Stephen S. Lefrak, MD
Stephen S. Lefrak, MD has been a full-time faculty member of the Washington University Department of Medicine since 1971 and a professor of medicine in the division of pulmonary & critical care medicine since 1984. Lefrak is a master teacher at the bedside, in the classroom, and the lecture hall. His leadership and brilliance are legendary.
Lefrak has served as the assistant dean and director of the Humanities Program in Medicine since its inauguration in 1990. He also served as medical director and principal attending physician of the medical intensive care unit at Jewish Hospital, program director for the house staff for the department of medicine, medical director for the lung volume reduction program from its inception, and initiated the Maritz Lung Center as its medical director.
Lefrak has served many roles: historian, ethicist, patient/advocate, physician/advocate, public relations manager, and of course, premier intensivist. In the latter role, he has functioned as the founding director of the medical intensive care unit as well as the founding director for the post-intensive care rehabilitation unit. He led both of these units to become local and national models of premiere patient care areas partnering with thoracic surgery to develop the world’s first lung volume reduction program (LVR) and serving as its director. Here, he led the way to new techniques for treating lung disease combined with outstanding patient care and teaching services. As the director of the lung volume reduction program, Lefrak provided spirited discussion and advocacy for the patients in a highly selective and high-risk group of potential surgical patients.
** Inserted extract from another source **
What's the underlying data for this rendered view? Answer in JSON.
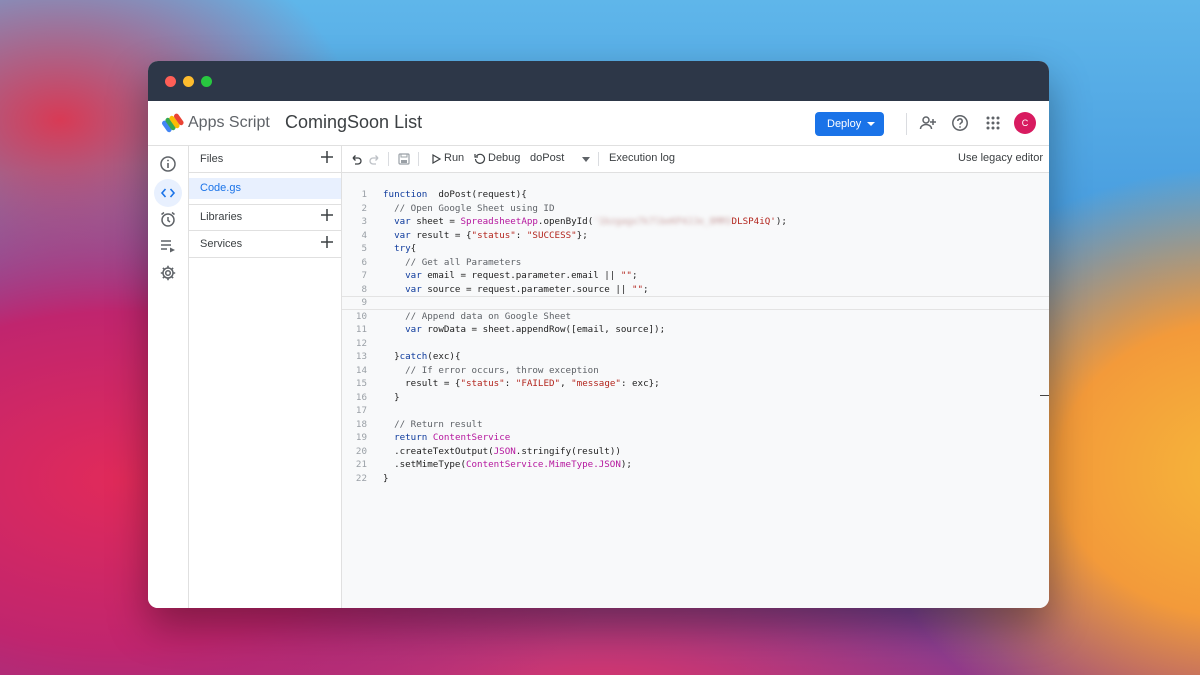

Most recently, Lefrak has made contributions to medical education with lectures on ethics and medical history. Those lectures stem from his deep passion, and reflect the work of scholarship and a love for the education process in its purest form. One such effort has been sustained for 25 years — the annual medical grand rounds, which focuses on the Holocaust and the involvement of medicine throughout the genocidal process.
Lefrak attended Colgate University for his undergraduate degree and received his medical degree from State University of New York in 1965. He completed internships, residencies, and fellowships at Boston City Hospital, University Hospital, Kings County Hospital, and Columbia-Presbyterian Medical Center.
The Washington University Medical Center Alumni Association is pleased to present its Distinguished Service Award to Dr. Lefrak.